■ Supplied records ■
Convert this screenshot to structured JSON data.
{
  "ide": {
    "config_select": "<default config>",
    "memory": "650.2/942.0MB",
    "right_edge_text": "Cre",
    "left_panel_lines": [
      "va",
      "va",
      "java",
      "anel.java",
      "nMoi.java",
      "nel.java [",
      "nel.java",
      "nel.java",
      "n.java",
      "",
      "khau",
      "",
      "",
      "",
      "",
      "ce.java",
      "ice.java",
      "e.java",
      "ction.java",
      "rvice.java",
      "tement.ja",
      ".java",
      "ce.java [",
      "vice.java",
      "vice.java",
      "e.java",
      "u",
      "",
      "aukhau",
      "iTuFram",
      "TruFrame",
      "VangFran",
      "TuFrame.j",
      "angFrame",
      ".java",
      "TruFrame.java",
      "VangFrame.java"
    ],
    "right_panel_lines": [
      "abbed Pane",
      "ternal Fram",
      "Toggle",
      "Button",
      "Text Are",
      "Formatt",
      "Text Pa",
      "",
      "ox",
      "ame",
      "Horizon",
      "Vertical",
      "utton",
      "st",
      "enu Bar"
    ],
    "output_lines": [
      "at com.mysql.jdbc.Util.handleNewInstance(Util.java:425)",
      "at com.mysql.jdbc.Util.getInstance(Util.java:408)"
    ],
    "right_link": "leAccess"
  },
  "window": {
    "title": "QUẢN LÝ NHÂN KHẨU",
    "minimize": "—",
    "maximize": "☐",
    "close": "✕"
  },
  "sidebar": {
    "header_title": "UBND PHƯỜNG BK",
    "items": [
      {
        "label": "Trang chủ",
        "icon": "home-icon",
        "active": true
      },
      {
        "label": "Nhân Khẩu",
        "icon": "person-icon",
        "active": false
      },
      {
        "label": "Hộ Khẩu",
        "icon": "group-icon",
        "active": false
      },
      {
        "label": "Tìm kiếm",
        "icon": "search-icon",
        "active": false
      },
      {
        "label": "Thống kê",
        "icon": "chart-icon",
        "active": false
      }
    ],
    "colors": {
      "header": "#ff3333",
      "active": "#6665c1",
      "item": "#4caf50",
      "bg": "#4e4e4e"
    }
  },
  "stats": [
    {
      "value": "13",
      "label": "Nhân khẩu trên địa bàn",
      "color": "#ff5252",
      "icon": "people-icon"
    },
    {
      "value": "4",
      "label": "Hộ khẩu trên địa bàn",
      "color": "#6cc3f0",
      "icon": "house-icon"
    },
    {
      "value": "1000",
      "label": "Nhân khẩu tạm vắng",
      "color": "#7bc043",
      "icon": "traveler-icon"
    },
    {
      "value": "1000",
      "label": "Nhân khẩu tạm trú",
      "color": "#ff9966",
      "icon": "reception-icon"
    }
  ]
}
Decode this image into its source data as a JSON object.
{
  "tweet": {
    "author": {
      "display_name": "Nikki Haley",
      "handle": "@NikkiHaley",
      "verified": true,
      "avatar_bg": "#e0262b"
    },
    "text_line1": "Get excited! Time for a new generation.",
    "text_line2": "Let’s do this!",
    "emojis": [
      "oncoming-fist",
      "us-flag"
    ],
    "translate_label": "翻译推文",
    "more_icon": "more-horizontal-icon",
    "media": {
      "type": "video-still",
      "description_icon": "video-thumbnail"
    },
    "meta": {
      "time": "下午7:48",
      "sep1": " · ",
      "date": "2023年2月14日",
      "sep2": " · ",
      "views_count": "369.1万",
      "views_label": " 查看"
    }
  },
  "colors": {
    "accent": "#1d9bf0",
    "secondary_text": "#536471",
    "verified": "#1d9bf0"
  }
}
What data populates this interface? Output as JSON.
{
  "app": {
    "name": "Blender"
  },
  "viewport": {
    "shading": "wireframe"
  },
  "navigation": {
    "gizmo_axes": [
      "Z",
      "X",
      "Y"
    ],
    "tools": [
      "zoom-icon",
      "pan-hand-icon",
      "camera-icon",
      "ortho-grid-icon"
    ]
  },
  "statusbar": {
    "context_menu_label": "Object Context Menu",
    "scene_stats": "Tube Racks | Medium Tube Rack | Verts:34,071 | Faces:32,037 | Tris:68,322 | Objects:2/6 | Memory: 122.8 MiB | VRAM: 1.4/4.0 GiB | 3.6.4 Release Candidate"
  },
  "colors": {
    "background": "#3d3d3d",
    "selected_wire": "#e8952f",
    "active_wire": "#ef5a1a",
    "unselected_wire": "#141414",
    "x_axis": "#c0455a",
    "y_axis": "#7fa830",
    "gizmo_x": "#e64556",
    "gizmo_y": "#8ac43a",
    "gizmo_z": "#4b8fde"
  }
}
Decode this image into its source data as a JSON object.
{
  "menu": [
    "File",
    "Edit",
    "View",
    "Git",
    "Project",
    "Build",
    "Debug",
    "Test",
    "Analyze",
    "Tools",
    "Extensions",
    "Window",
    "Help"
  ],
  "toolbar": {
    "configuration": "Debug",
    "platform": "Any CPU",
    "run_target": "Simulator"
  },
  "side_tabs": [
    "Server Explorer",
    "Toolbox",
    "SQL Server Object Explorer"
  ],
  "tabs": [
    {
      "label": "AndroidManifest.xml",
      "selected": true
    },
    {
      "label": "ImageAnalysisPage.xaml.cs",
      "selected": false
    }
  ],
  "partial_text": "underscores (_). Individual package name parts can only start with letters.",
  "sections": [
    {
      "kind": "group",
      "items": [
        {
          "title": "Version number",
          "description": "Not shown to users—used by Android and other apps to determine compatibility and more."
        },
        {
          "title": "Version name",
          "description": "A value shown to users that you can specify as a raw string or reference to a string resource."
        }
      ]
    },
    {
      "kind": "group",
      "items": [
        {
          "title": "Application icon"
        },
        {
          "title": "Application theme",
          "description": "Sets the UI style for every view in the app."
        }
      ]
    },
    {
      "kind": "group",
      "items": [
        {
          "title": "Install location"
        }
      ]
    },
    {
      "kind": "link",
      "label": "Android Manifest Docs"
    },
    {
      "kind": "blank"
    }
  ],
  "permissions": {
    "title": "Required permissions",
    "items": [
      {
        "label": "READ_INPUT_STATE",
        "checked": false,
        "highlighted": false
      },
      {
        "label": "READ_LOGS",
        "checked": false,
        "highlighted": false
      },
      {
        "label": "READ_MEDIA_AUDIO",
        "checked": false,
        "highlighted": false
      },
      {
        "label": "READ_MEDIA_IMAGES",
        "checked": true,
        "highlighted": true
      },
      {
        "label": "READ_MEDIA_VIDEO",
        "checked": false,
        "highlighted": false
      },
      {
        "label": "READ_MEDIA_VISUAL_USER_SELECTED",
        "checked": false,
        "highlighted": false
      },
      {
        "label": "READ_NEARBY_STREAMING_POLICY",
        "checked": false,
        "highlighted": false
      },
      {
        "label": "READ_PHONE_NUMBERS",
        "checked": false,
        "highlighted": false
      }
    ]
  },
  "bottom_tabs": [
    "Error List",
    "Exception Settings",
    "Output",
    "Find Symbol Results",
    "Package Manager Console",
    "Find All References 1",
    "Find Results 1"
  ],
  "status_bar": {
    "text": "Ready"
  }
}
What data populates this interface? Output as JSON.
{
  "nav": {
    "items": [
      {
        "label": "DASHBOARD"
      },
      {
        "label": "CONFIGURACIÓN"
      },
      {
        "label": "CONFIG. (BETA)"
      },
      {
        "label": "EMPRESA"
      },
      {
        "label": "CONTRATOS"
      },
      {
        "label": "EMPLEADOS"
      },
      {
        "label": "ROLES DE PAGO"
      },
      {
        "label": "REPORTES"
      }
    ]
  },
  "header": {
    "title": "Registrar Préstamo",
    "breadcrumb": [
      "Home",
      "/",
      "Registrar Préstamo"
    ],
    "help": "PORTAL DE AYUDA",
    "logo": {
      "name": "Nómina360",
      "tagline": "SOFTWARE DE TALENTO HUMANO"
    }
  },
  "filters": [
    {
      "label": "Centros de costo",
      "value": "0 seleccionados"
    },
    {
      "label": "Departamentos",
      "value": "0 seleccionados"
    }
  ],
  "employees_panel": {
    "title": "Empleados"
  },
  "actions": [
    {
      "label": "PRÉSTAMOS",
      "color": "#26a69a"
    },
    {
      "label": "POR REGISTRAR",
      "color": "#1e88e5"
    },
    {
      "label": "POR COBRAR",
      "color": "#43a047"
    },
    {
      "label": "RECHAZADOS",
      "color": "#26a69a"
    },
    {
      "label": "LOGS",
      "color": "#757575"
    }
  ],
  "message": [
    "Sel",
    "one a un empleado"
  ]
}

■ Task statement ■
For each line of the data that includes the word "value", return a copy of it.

■ Response area ■
      "value": "13",
      "value": "4",
      "value": "1000",
      "value": "1000",
          "description": "A value shown to users that you can specify as a raw string or reference to a string resource."
      "value": "0 seleccionados"
      "value": "0 seleccionados"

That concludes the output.